* Exercise requirements *
Go line by line through the data and copy those with the word "Explore".

* Entries from a dataset of interfaces *
—————

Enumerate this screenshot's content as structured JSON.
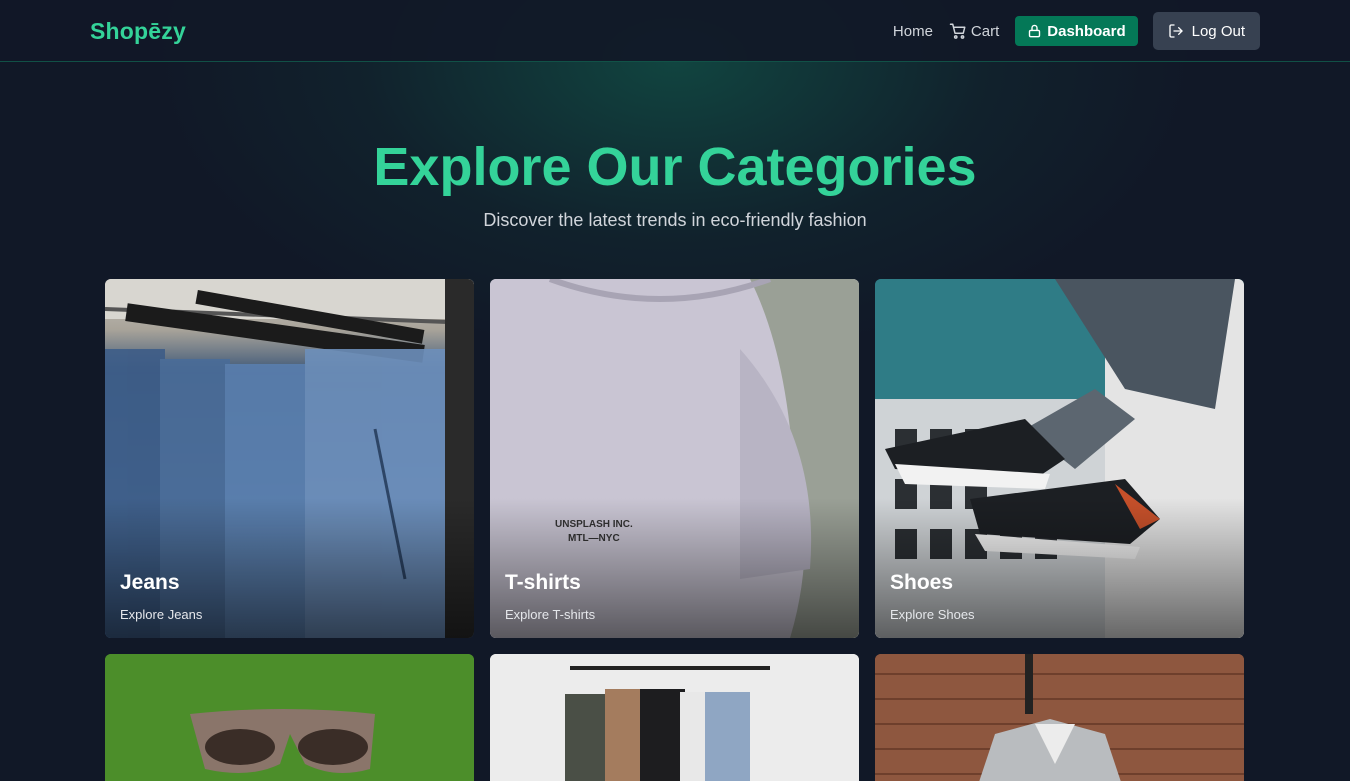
{
  "header": {
    "brand": "Shopēzy",
    "nav": {
      "home": "Home",
      "cart": "Cart",
      "dashboard": "Dashboard",
      "logout": "Log Out"
    }
  },
  "hero": {
    "title": "Explore Our Categories",
    "subtitle": "Discover the latest trends in eco-friendly fashion"
  },
  "categories": [
    {
      "name": "Jeans",
      "link": "Explore Jeans"
    },
    {
      "name": "T-shirts",
      "link": "Explore T-shirts"
    },
    {
      "name": "Shoes",
      "link": "Explore Shoes"
    }
  ],
  "colors": {
    "accent": "#34d399",
    "dashboard_button": "#047857",
    "background": "#111827"
  }
}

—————

* Expected answer *
    "title": "Explore Our Categories",
      "link": "Explore Jeans"
      "link": "Explore T-shirts"
      "link": "Explore Shoes"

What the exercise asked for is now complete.